E S S A Y I’m riding with Jim, my new sales rep in upstate New York. We’re going over to meet with Larry, the senior purchasing agent at the Bausch and Lomb Company in Rochester.
“We have to take him out to lunch,” Jim says. “I always take him out to lunch. He gives me valuable information on pricing and new product launches. He tells me what the competitors are up to.”
“OK,” I shrug. But I’m not much in the mood for entertaining today. Over the years, I’ve found that wining and dining purchasing agents is a particularly big waste of time. I’ve found them to be, as a group, either lugubriously boring and tediously lackluster people, or all smiles and chatteringly chipper like a pack of demented squirrels.
Larry is no exception. He’s short, slow-moving, and stocky with close-cropped hair and thick-lensed glasses. Over lunch he swills down, without a whole lot of ceremony, two vodkas-on-the-rocks and three red wines, which is a lot when you’ve got to go back to work.
But what really gets my goat is his habit of repeating himself over and over again. I probably wouldn’t mind it so much if he had anything useful or interesting to say, but he doesn’t. Everything he says is just so damned boring, a continuous rambling stream of useless, nonsensical blathering.
To make matters worse, to add to the unbearableness of it all, I can hardly hear him. He speaks in a soft, inaudible monotone. He’s practically whispering. It’s maddening, him droning on and drinking, drinking and droning on, and on and on.
What is this guy talking about? Why am I here? And what the hell is he doing in a job like this, a job of decision-making and dealing with vendors and customers? I’m annoyed with Jim, too, for getting us into this stupid situation. I want to get it over with and get back to work. I’m glaring at Jim. Jesus, this is like being at the dentist.
Then Larry, for no particular reason I can determine, blurts out that his birthday is Saturday; he’s turning 44. I notice his college ring, 1970, the same year I graduated college. But I’m only 42. Where did those extra two years of his go? Suddenly, a light goes on in my thick, foolish, insensitive head. I understand his mindless meanderings.
“So Larry,” I say, “You’ve been to Vietnam.”
Jim’s mouth drops open. “How could you possibly know that?”
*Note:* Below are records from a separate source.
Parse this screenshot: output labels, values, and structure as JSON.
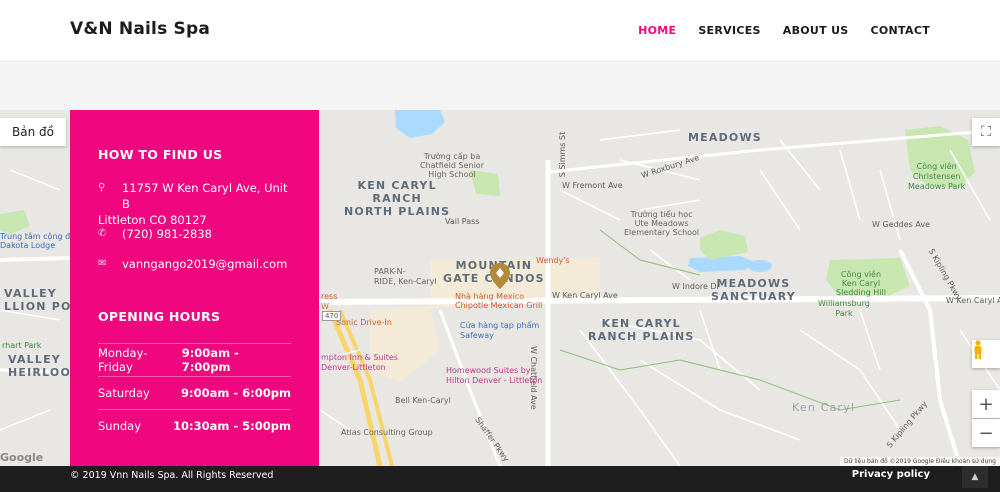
{
  "brand": "V&N Nails Spa",
  "nav": {
    "items": [
      "HOME",
      "SERVICES",
      "ABOUT US",
      "CONTACT"
    ]
  },
  "find": {
    "title": "HOW TO FIND US",
    "address_line1": "11757 W Ken Caryl Ave, Unit B",
    "address_line2": "Littleton CO 80127",
    "phone": "(720) 981-2838",
    "email": "vanngango2019@gmail.com"
  },
  "hours": {
    "title": "OPENING HOURS",
    "rows": [
      {
        "day": "Monday-Friday",
        "time": "9:00am - 7:00pm"
      },
      {
        "day": "Saturday",
        "time": "9:00am - 6:00pm"
      },
      {
        "day": "Sunday",
        "time": "10:30am - 5:00pm"
      }
    ]
  },
  "map": {
    "type_button": "Bản đồ",
    "areas": {
      "meadows": "MEADOWS",
      "ken_caryl_north_1": "KEN CARYL",
      "ken_caryl_north_2": "RANCH",
      "ken_caryl_north_3": "NORTH PLAINS",
      "mountain_gate_1": "MOUNTAIN",
      "mountain_gate_2": "GATE CONDOS",
      "meadows_sanctuary_1": "MEADOWS",
      "meadows_sanctuary_2": "SANCTUARY",
      "ranch_plains_1": "KEN CARYL",
      "ranch_plains_2": "RANCH PLAINS",
      "valley_lion_1": "VALLEY",
      "valley_lion_2": "LLION POIN",
      "valley_heirloom_1": "VALLEY",
      "valley_heirloom_2": "HEIRLOOM",
      "ken_caryl_faint": "Ken Caryl"
    },
    "pois": {
      "school_high_1": "Trường cấp ba",
      "school_high_2": "Chatfield Senior",
      "school_high_3": "High School",
      "school_elem_1": "Trường tiểu học",
      "school_elem_2": "Ute Meadows",
      "school_elem_3": "Elementary School",
      "park_christensen_1": "Công viên",
      "park_christensen_2": "Christensen",
      "park_christensen_3": "Meadows Park",
      "park_sledding_1": "Công viên",
      "park_sledding_2": "Ken Caryl",
      "park_sledding_3": "Sledding Hill",
      "williamsburg_1": "Williamsburg",
      "williamsburg_2": "Park",
      "wendys": "Wendy's",
      "park_n_ride_1": "PARK-N-",
      "park_n_ride_2": "RIDE, Ken-Caryl",
      "nha_hang_1": "Nhà hàng Mexico",
      "nha_hang_2": "Chipotle Mexican Grill",
      "sonic": "Sonic Drive-In",
      "cua_hang_1": "Cửa hàng tạp phẩm",
      "cua_hang_2": "Safeway",
      "hampton_1": "mpton Inn & Suites",
      "hampton_2": "Denver-Littleton",
      "homewood_1": "Homewood Suites by",
      "homewood_2": "Hilton Denver - Littleton",
      "bell": "Bell Ken-Caryl",
      "atlas": "Atlas Consulting Group",
      "express": "ress",
      "express_2": "W",
      "trung_tam_1": "Trung tâm cộng đ",
      "trung_tam_2": "Dakota Lodge",
      "rhart": "rhart Park"
    },
    "streets": {
      "w_ken_caryl_ave_1": "W Ken Caryl Ave",
      "w_ken_caryl_ave_2": "W Ken Caryl Ave",
      "w_chatfield_ave": "W Chatfield Ave",
      "w_fremont_ave": "W Fremont Ave",
      "w_roxbury_ave": "W Roxbury Ave",
      "w_geddes_ave": "W Geddes Ave",
      "s_kipling_pkwy": "S Kipling Pkwy",
      "s_kipling_pkwy_2": "S Kipling Pkwy",
      "s_simms_st": "S Simms St",
      "vail_pass": "Vail Pass",
      "w_indore_dr": "W Indore Dr",
      "shaffer_pkwy": "Shaffer Pkwy",
      "route_470": "470"
    },
    "attribution": "Dữ liệu bản đồ ©2019 Google    Điều khoản sử dụng",
    "google": "Google",
    "zoom_in": "+",
    "zoom_out": "−",
    "fullscreen": "⛶"
  },
  "footer": {
    "copyright": "© 2019 Vnn Nails Spa. All Rights Reserved",
    "privacy": "Privacy policy"
  },
  "colors": {
    "accent": "#f0077f",
    "footer": "#1e1e1e"
  }
}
But Larry peers quietly over his thick glasses at me for a long time. Then he smiles a soft, easy smile, rubs his wrinkled forehead hard and says, “I was in the Iron Triangle the winter of ‘66.”
I order another drink for him, and one for myself, too.
Michael Estabrook lives in Acton, MA.